I agree with the shift away from PCs. I took a trip down to DC for the ong weekend via a Greyhound bus. The majority of people on the bus were using tablets of some sort or their smartphone to watch videos/movies/play games.
When I browsed related information about electronic products, a interesting title attracts me: Will Samsung be the next Dell due to the increasingly serious homogenization in smartphone, or in all electronic products. Or smartphone and Tablet PC will step into the road of the leaguered PC industry.
As we all know, global PC industry in 2012 suffered the first decline with shipments declining by 6.4% over 2011 and is still in a difficult development environment, due to the sluggish worldwide economic situation and the fierce competition from smartphone and Tablet PC, which, by contrast, are expected to achieve more than 50% of growth rate in 2012 and shore up the semiconductor industry as a whole. Considering the continuous strong market prospect, more and more manufacturers flock into this segment.
However, there is a problem standing out so that we can't ignore: the homogenization sign in smartphone is becoming more and more obvious, large-size, high-resolution, mobile payment, wireless wifi and charging service seems to be the basic characteristic or function whether in high-end smartphone or in low-end smartphone, whether in brand handset or in fortress mobile phone.
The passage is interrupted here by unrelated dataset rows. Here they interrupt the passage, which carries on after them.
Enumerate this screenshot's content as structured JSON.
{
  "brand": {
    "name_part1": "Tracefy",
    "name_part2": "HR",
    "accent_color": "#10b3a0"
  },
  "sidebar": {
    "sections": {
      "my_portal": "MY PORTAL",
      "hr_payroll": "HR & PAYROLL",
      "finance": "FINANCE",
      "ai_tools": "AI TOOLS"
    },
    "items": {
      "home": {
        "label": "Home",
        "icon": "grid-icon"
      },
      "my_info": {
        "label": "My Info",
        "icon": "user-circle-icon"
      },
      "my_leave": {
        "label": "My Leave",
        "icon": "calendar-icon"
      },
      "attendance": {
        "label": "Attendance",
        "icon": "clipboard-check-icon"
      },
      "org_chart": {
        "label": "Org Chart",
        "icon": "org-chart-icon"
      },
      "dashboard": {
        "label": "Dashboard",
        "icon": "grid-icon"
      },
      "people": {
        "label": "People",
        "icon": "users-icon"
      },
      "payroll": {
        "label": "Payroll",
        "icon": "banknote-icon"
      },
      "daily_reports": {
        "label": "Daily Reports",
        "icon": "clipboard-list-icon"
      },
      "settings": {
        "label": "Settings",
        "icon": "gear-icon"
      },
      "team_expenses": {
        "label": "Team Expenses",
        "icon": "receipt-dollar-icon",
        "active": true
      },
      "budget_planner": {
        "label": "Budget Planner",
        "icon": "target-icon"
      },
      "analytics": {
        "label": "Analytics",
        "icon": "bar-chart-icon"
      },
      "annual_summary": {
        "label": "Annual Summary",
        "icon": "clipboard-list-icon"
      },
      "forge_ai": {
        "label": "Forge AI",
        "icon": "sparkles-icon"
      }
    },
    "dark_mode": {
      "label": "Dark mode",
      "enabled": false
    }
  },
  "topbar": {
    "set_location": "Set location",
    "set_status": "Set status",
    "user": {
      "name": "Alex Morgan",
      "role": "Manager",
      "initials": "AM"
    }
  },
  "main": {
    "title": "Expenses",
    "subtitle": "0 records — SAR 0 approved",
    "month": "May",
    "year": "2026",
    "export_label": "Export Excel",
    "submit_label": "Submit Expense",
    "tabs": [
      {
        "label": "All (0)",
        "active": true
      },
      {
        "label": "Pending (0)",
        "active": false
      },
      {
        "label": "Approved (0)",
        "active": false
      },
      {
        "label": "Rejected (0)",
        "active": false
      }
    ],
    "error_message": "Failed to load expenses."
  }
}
As such, the resulting smartphone manufacturers such as Samsung, Apple, Nokia, and Sony and so on will step into the road like HP and Dell, suffering the sudden and dramatic reduction in revenue. Of course, the current mobile devices have large development space, which can access to potential consumers in Africa, in emerging markets including China, India and Brazil. But when the market becomes saturated, what result will face them. Adding the significant price falling, this moment seems not very remote.
According to the data about handset ranking, Samsung outpaced Nokia and ranked the first among all phone makers with market shares expecting to reach 33%. But if the "PC crisis" occurs in mobile phone industry, Samsung will also suffer largest damage, due to profit will flow to operating system manufacturers. This, at some extent, poses requirements for innovation. But in addition to the currently prevail direction and the possible bendable display, there is no large progress direction.
Despite Apple cutting orders from panel manufacturers such as Japan Display Inc. and Sharp Corp, South Korean concern LG Display Co, Seiko Epson Corp and Murata Manufacturing Co, due to the lower-than-expected shipments of iPhone 5, Apple can still maintain a strong position if considering the iOS system. Therefore, Samsung has the largest possibility to be the next Dell if the "PC road" of smartphone comes.
EBN Dialogue enables and encourages you to participate in live chats with notable leaders and luminaries. Not only editors and journalists, but the entire EBN community is able to comment and ask questions. Listed below are upcoming and archived chats.
Thailand Stages a Comeback Join EBN contributor Jennifer Baljko on Thursday August 23, 2012, at 11:00 a.m. EST for a live chat on how electronic manufacturers in Thailand have shored up their supply chain to reduce the impact of future natural disasters.
Microsoft Surface: Potential Winners & Losers What are the implications for the electronics industry supply chain of Microsoft Corp.'s decision to launch its own tablet PC? Join industry veteran and EE Times' systems and OEM expert Rick Merritt on Tuesday, July 3, at 12:00 pm EDT for a Live Chat on this subject.
Join EBN contributor Jennifer Baljko on Thursday August 23, 2012, at 11:00 a.m. EST for a live chat on how electronic manufacturers in Thailand have shored up their supply chain to reduce the impact of future natural disasters.
Peter Drucker famously said "Trying to predict the future is like trying to drive down a country road at night with no lights while looking out the back window." Yet in the razor's-edge world of electronics—with a lean supply chain and just-in-time demands—the need to know the future is vital.
While no one really can accurately predict the future, we can take guidance from another Drucker saying which is the best way to predict the future is to create it.
You've heard the saying "the No. 1 supply chain risk is your people." That hasn't always been the case. But today's complex global supply chain requires a new type of multitalented employee. It's one who understands, finance, marketing, economics, is savvy with technology, graceful with relationships and can think analytically.
Where are these people? Are universities properly preparing the next generation supply chain professionals? How do train your existing workforce for these new, demanding positions?
Brian Fuller, editor-in-chief of EBN, will lead a 60-minute Avnet Velocity panel discussion that will ask and answer these and other questions swirling around today's supply-chain talent challenges.